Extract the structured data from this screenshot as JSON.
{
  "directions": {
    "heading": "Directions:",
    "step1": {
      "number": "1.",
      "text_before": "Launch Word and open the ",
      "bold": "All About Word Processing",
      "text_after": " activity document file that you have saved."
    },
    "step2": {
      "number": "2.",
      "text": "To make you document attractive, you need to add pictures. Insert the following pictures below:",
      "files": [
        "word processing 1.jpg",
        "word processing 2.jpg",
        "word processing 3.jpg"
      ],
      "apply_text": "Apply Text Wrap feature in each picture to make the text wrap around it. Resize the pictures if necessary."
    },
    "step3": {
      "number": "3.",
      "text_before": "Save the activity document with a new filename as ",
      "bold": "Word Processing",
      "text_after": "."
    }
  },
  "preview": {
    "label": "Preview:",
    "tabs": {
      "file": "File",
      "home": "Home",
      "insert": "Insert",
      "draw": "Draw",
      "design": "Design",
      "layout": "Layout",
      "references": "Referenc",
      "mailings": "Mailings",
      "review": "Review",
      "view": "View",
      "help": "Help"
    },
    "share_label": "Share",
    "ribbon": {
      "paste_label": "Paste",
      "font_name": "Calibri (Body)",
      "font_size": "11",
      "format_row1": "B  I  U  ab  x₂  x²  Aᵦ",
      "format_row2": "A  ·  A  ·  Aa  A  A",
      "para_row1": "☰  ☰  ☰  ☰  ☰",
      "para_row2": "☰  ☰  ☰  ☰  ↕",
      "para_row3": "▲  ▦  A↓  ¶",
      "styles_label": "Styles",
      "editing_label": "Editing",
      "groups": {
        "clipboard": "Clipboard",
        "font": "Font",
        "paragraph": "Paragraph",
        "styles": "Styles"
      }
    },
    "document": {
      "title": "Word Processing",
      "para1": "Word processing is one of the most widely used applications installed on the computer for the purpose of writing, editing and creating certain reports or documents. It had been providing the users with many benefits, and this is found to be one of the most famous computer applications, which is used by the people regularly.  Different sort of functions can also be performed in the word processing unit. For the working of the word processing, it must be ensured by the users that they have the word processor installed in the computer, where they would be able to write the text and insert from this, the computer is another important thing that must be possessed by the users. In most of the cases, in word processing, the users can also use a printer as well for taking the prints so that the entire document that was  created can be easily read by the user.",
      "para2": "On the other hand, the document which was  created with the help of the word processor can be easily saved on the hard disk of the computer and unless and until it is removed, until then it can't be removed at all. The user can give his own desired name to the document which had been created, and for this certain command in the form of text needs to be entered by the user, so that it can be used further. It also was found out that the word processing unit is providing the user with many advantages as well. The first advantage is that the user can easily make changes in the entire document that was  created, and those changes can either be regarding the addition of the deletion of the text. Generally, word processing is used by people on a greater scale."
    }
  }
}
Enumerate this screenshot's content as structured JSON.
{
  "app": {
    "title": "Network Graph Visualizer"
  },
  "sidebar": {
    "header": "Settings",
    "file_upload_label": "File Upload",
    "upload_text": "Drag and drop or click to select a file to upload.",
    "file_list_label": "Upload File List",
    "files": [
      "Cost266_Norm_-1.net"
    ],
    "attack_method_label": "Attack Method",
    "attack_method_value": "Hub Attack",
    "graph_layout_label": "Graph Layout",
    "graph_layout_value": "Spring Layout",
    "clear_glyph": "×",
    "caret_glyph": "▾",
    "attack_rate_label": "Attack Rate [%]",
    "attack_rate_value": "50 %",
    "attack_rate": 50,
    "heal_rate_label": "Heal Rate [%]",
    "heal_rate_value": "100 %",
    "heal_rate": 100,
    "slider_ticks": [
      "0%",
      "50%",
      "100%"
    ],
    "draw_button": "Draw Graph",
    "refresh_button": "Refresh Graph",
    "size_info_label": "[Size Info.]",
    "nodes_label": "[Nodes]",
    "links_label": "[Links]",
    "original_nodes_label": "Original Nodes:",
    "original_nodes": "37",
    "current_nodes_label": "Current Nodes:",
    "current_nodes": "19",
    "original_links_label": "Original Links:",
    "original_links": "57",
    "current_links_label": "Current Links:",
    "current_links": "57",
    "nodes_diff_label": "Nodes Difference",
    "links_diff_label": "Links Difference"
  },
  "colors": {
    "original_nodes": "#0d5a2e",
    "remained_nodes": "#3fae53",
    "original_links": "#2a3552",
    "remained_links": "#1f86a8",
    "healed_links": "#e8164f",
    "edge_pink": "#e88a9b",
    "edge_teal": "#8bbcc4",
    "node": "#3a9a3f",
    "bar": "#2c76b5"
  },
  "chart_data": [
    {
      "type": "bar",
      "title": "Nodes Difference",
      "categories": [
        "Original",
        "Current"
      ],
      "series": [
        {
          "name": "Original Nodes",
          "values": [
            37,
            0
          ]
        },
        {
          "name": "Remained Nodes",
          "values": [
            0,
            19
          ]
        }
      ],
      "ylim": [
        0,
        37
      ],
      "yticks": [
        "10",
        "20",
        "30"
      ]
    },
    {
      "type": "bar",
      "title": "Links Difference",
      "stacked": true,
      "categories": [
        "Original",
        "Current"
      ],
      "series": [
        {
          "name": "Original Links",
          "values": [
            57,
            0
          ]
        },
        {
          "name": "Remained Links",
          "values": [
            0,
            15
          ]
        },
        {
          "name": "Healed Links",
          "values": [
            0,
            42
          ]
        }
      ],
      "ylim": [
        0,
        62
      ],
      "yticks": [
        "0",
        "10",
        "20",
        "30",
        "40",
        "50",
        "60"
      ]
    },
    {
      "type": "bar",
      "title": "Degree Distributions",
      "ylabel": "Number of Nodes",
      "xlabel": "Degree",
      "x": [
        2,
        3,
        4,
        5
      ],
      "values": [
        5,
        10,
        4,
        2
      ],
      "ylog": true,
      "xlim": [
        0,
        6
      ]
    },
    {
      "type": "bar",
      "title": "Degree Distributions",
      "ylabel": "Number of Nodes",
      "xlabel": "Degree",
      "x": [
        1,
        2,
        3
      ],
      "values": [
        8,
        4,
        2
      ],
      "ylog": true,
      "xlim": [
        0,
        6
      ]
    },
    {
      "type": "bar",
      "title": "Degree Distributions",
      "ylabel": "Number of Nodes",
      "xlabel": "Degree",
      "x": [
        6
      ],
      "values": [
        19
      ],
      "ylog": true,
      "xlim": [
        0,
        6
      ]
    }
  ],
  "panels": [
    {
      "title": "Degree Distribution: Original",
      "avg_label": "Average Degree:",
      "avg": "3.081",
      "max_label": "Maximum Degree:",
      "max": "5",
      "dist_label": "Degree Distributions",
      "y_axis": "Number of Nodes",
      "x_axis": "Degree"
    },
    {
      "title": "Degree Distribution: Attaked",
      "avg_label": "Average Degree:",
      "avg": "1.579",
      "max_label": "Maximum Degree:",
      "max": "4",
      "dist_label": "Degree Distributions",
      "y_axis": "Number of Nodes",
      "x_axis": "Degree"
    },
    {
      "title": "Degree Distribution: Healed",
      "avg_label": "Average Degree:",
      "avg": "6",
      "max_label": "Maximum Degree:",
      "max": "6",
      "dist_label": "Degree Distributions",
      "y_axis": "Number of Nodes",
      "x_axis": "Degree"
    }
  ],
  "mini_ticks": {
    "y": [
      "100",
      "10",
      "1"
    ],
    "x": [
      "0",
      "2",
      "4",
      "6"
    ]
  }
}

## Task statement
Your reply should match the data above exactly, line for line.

## Exercise result
Extract the structured data from this screenshot as JSON.
{
  "directions": {
    "heading": "Directions:",
    "step1": {
      "number": "1.",
      "text_before": "Launch Word and open the ",
      "bold": "All About Word Processing",
      "text_after": " activity document file that you have saved."
    },
    "step2": {
      "number": "2.",
      "text": "To make you document attractive, you need to add pictures. Insert the following pictures below:",
      "files": [
        "word processing 1.jpg",
        "word processing 2.jpg",
        "word processing 3.jpg"
      ],
      "apply_text": "Apply Text Wrap feature in each picture to make the text wrap around it. Resize the pictures if necessary."
    },
    "step3": {
      "number": "3.",
      "text_before": "Save the activity document with a new filename as ",
      "bold": "Word Processing",
      "text_after": "."
    }
  },
  "preview": {
    "label": "Preview:",
    "tabs": {
      "file": "File",
      "home": "Home",
      "insert": "Insert",
      "draw": "Draw",
      "design": "Design",
      "layout": "Layout",
      "references": "Referenc",
      "mailings": "Mailings",
      "review": "Review",
      "view": "View",
      "help": "Help"
    },
    "share_label": "Share",
    "ribbon": {
      "paste_label": "Paste",
      "font_name": "Calibri (Body)",
      "font_size": "11",
      "format_row1": "B  I  U  ab  x₂  x²  Aᵦ",
      "format_row2": "A  ·  A  ·  Aa  A  A",
      "para_row1": "☰  ☰  ☰  ☰  ☰",
      "para_row2": "☰  ☰  ☰  ☰  ↕",
      "para_row3": "▲  ▦  A↓  ¶",
      "styles_label": "Styles",
      "editing_label": "Editing",
      "groups": {
        "clipboard": "Clipboard",
        "font": "Font",
        "paragraph": "Paragraph",
        "styles": "Styles"
      }
    },
    "document": {
      "title": "Word Processing",
      "para1": "Word processing is one of the most widely used applications installed on the computer for the purpose of writing, editing and creating certain reports or documents. It had been providing the users with many benefits, and this is found to be one of the most famous computer applications, which is used by the people regularly.  Different sort of functions can also be performed in the word processing unit. For the working of the word processing, it must be ensured by the users that they have the word processor installed in the computer, where they would be able to write the text and insert from this, the computer is another important thing that must be possessed by the users. In most of the cases, in word processing, the users can also use a printer as well for taking the prints so that the entire document that was  created can be easily read by the user.",
      "para2": "On the other hand, the document which was  created with the help of the word processor can be easily saved on the hard disk of the computer and unless and until it is removed, until then it can't be removed at all. The user can give his own desired name to the document which had been created, and for this certain command in the form of text needs to be entered by the user, so that it can be used further. It also was found out that the word processing unit is providing the user with many advantages as well. The first advantage is that the user can easily make changes in the entire document that was  created, and those changes can either be regarding the addition of the deletion of the text. Generally, word processing is used by people on a greater scale."
    }
  }
}
Enumerate this screenshot's content as structured JSON.
{
  "app": {
    "title": "Network Graph Visualizer"
  },
  "sidebar": {
    "header": "Settings",
    "file_upload_label": "File Upload",
    "upload_text": "Drag and drop or click to select a file to upload.",
    "file_list_label": "Upload File List",
    "files": [
      "Cost266_Norm_-1.net"
    ],
    "attack_method_label": "Attack Method",
    "attack_method_value": "Hub Attack",
    "graph_layout_label": "Graph Layout",
    "graph_layout_value": "Spring Layout",
    "clear_glyph": "×",
    "caret_glyph": "▾",
    "attack_rate_label": "Attack Rate [%]",
    "attack_rate_value": "50 %",
    "attack_rate": 50,
    "heal_rate_label": "Heal Rate [%]",
    "heal_rate_value": "100 %",
    "heal_rate": 100,
    "slider_ticks": [
      "0%",
      "50%",
      "100%"
    ],
    "draw_button": "Draw Graph",
    "refresh_button": "Refresh Graph",
    "size_info_label": "[Size Info.]",
    "nodes_label": "[Nodes]",
    "links_label": "[Links]",
    "original_nodes_label": "Original Nodes:",
    "original_nodes": "37",
    "current_nodes_label": "Current Nodes:",
    "current_nodes": "19",
    "original_links_label": "Original Links:",
    "original_links": "57",
    "current_links_label": "Current Links:",
    "current_links": "57",
    "nodes_diff_label": "Nodes Difference",
    "links_diff_label": "Links Difference"
  },
  "colors": {
    "original_nodes": "#0d5a2e",
    "remained_nodes": "#3fae53",
    "original_links": "#2a3552",
    "remained_links": "#1f86a8",
    "healed_links": "#e8164f",
    "edge_pink": "#e88a9b",
    "edge_teal": "#8bbcc4",
    "node": "#3a9a3f",
    "bar": "#2c76b5"
  },
  "chart_data": [
    {
      "type": "bar",
      "title": "Nodes Difference",
      "categories": [
        "Original",
        "Current"
      ],
      "series": [
        {
          "name": "Original Nodes",
          "values": [
            37,
            0
          ]
        },
        {
          "name": "Remained Nodes",
          "values": [
            0,
            19
          ]
        }
      ],
      "ylim": [
        0,
        37
      ],
      "yticks": [
        "10",
        "20",
        "30"
      ]
    },
    {
      "type": "bar",
      "title": "Links Difference",
      "stacked": true,
      "categories": [
        "Original",
        "Current"
      ],
      "series": [
        {
          "name": "Original Links",
          "values": [
            57,
            0
          ]
        },
        {
          "name": "Remained Links",
          "values": [
            0,
            15
          ]
        },
        {
          "name": "Healed Links",
          "values": [
            0,
            42
          ]
        }
      ],
      "ylim": [
        0,
        62
      ],
      "yticks": [
        "0",
        "10",
        "20",
        "30",
        "40",
        "50",
        "60"
      ]
    },
    {
      "type": "bar",
      "title": "Degree Distributions",
      "ylabel": "Number of Nodes",
      "xlabel": "Degree",
      "x": [
        2,
        3,
        4,
        5
      ],
      "values": [
        5,
        10,
        4,
        2
      ],
      "ylog": true,
      "xlim": [
        0,
        6
      ]
    },
    {
      "type": "bar",
      "title": "Degree Distributions",
      "ylabel": "Number of Nodes",
      "xlabel": "Degree",
      "x": [
        1,
        2,
        3
      ],
      "values": [
        8,
        4,
        2
      ],
      "ylog": true,
      "xlim": [
        0,
        6
      ]
    },
    {
      "type": "bar",
      "title": "Degree Distributions",
      "ylabel": "Number of Nodes",
      "xlabel": "Degree",
      "x": [
        6
      ],
      "values": [
        19
      ],
      "ylog": true,
      "xlim": [
        0,
        6
      ]
    }
  ],
  "panels": [
    {
      "title": "Degree Distribution: Original",
      "avg_label": "Average Degree:",
      "avg": "3.081",
      "max_label": "Maximum Degree:",
      "max": "5",
      "dist_label": "Degree Distributions",
      "y_axis": "Number of Nodes",
      "x_axis": "Degree"
    },
    {
      "title": "Degree Distribution: Attaked",
      "avg_label": "Average Degree:",
      "avg": "1.579",
      "max_label": "Maximum Degree:",
      "max": "4",
      "dist_label": "Degree Distributions",
      "y_axis": "Number of Nodes",
      "x_axis": "Degree"
    },
    {
      "title": "Degree Distribution: Healed",
      "avg_label": "Average Degree:",
      "avg": "6",
      "max_label": "Maximum Degree:",
      "max": "6",
      "dist_label": "Degree Distributions",
      "y_axis": "Number of Nodes",
      "x_axis": "Degree"
    }
  ],
  "mini_ticks": {
    "y": [
      "100",
      "10",
      "1"
    ],
    "x": [
      "0",
      "2",
      "4",
      "6"
    ]
  }
}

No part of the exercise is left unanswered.